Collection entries
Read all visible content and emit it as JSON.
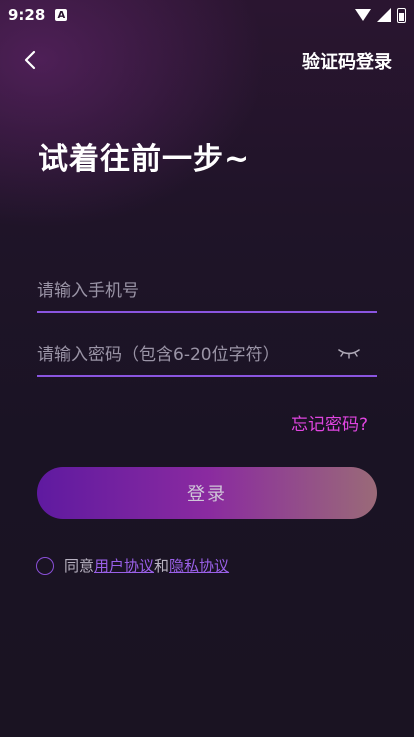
{
  "status_bar": {
    "time": "9:28",
    "notification_badge": "A"
  },
  "header": {
    "back_icon": "chevron-left-icon",
    "code_login_label": "验证码登录"
  },
  "headline": "试着往前一步~",
  "form": {
    "phone_placeholder": "请输入手机号",
    "password_placeholder": "请输入密码（包含6-20位字符）",
    "eye_icon": "eye-closed-icon",
    "forgot_label": "忘记密码?",
    "login_label": "登录"
  },
  "agreement": {
    "prefix": "同意",
    "user_agreement": "用户协议",
    "and": "和",
    "privacy_agreement": "隐私协议"
  },
  "colors": {
    "underline": "#8a55e0",
    "link_pink": "#e045e0",
    "button_start": "#5f1aa0",
    "button_end": "#9a6a78"
  }
}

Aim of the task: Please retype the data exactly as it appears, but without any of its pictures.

Written response:
Read all visible content and emit it as JSON.
{
  "status_bar": {
    "time": "9:28",
    "notification_badge": "A"
  },
  "header": {
    "back_icon": "chevron-left-icon",
    "code_login_label": "验证码登录"
  },
  "headline": "试着往前一步~",
  "form": {
    "phone_placeholder": "请输入手机号",
    "password_placeholder": "请输入密码（包含6-20位字符）",
    "eye_icon": "eye-closed-icon",
    "forgot_label": "忘记密码?",
    "login_label": "登录"
  },
  "agreement": {
    "prefix": "同意",
    "user_agreement": "用户协议",
    "and": "和",
    "privacy_agreement": "隐私协议"
  },
  "colors": {
    "underline": "#8a55e0",
    "link_pink": "#e045e0",
    "button_start": "#5f1aa0",
    "button_end": "#9a6a78"
  }
}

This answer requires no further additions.